For the string "Mobile", work out how many lines of the data contain it and give that number with nothing added.

Provided records →
Segment Open
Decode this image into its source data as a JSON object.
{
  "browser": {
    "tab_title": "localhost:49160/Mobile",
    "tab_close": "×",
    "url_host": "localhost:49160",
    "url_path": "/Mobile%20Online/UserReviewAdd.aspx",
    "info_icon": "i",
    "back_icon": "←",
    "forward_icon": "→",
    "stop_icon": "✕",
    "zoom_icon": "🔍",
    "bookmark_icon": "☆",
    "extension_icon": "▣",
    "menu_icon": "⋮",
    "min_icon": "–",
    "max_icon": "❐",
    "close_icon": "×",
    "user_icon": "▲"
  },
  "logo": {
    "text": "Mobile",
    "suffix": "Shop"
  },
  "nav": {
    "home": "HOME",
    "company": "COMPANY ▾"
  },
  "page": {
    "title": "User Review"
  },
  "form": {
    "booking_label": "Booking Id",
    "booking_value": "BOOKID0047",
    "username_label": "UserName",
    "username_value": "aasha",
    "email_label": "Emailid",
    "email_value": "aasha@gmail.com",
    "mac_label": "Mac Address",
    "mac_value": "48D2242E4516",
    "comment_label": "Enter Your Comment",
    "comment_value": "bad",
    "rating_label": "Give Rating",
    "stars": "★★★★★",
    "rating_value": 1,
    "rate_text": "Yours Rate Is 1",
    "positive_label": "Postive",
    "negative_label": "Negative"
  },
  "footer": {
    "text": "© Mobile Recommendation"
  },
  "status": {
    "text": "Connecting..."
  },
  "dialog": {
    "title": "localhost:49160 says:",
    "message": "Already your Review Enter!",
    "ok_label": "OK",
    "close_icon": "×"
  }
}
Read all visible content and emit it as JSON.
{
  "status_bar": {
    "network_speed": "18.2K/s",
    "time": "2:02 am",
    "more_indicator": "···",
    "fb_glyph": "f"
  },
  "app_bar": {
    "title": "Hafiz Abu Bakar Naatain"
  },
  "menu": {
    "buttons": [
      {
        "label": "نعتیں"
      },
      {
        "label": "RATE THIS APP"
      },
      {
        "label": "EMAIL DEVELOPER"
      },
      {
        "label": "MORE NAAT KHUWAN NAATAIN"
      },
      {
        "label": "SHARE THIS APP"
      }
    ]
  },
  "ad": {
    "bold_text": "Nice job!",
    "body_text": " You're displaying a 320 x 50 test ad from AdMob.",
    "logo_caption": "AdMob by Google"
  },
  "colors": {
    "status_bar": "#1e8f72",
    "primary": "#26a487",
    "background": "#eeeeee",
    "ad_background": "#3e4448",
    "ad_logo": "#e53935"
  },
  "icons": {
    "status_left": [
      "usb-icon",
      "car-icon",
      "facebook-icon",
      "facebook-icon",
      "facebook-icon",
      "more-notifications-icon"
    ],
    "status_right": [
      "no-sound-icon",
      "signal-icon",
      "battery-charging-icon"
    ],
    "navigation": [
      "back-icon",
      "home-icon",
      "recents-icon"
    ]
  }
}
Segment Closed
Task result → 4